“National and corporate-led energy agenda should address the flaws of the fossil fuel economy before transition.

“Involvement of local communities must be prioritized in the green economy.

 “Alternative livelihood schemes should be made available in communities with concentration of artisanal refineries.”

Earlier, Executive Director of Spaces for Change, Victoria Ibezim-Ohaeri, represented by Assitant Programe Officer, Jecinta Mbamara, said there should be a clear roadmap for host communities before leaving fossil fuel to renewables.

“The purpose is to phase out from polluted fossil fuel to cleaner energy sources. Such as solar, wind, gas.

“There should be alternative livelihoods for the people since there is a value chain within the fossil fuel economy.  As well as training of youths in alternative skills.

“You (community) must demand for a benefit of the oil you have now because if you don’t benefit form it now, oil will soon become obsolete, just like coal is now obsolete.

“If there is no alternative livelihoods, militancy, piracy, armed robbery will return.

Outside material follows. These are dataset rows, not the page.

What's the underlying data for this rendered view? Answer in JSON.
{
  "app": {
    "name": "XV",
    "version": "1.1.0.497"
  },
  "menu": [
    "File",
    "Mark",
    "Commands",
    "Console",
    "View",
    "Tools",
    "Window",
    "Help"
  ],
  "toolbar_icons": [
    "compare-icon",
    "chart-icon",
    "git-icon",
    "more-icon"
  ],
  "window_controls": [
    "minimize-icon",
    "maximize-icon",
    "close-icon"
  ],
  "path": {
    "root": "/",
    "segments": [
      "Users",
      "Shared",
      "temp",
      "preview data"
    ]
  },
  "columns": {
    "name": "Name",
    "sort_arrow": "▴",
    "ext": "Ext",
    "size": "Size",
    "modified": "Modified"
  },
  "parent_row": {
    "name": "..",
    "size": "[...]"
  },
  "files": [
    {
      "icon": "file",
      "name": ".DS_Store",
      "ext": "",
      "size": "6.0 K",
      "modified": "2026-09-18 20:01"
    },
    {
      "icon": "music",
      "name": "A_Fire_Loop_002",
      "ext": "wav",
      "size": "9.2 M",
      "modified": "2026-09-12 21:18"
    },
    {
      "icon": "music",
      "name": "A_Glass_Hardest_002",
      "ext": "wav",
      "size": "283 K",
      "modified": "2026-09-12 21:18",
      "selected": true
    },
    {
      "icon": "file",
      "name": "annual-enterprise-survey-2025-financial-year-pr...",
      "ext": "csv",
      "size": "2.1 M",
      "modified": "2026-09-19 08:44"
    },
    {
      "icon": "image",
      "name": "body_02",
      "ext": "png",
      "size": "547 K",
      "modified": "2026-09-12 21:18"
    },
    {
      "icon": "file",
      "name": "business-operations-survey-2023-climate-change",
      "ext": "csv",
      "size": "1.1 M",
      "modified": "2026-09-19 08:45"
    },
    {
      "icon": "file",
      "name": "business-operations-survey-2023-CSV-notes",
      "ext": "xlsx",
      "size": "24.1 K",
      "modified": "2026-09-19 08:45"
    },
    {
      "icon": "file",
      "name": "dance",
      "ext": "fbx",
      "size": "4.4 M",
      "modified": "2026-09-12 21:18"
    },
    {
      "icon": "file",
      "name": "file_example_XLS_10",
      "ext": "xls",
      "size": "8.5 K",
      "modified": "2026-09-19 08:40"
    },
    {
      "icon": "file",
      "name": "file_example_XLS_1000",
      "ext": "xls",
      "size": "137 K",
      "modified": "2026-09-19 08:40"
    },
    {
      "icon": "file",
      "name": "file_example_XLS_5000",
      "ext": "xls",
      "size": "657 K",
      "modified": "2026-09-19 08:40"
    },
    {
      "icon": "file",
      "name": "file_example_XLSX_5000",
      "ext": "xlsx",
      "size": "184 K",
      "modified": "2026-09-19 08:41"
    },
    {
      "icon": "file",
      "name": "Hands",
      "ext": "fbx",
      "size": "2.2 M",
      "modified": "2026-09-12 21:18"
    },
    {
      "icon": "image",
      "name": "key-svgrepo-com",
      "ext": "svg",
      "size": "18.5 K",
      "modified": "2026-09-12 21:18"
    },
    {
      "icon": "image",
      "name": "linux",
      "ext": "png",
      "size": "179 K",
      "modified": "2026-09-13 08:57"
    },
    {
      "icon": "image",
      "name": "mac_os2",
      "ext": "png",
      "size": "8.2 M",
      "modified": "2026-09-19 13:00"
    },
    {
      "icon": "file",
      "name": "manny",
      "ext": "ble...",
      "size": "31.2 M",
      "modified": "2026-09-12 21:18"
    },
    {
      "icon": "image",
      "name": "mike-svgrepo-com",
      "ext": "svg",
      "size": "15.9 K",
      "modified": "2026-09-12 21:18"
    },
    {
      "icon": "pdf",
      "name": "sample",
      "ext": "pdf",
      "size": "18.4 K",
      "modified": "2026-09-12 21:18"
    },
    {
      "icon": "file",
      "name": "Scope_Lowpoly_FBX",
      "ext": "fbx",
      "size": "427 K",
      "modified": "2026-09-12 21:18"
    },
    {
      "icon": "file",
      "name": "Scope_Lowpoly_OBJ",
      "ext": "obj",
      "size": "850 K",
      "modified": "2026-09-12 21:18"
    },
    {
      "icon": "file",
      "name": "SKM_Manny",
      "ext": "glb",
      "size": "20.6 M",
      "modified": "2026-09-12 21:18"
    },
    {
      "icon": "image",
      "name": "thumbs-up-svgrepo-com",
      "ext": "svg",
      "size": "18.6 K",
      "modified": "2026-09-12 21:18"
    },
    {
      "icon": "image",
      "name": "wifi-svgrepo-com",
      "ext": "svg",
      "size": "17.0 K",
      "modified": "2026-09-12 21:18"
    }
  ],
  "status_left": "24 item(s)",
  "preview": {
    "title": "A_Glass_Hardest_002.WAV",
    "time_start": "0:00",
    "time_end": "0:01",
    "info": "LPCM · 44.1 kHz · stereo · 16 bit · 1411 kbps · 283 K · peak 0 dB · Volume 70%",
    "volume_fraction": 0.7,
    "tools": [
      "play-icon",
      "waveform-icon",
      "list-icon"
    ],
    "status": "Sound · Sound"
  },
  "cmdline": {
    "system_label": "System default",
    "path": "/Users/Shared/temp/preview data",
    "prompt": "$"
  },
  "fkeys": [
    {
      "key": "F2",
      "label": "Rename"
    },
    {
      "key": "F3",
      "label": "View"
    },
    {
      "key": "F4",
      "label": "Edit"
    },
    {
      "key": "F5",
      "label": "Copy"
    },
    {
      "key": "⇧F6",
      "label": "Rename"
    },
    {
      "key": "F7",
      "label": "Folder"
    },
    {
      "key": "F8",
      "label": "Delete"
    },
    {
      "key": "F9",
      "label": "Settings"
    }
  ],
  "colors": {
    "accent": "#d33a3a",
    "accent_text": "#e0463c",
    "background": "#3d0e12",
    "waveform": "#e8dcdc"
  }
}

So it is important that the kpofire boys be trained and given alternative livelihoods.”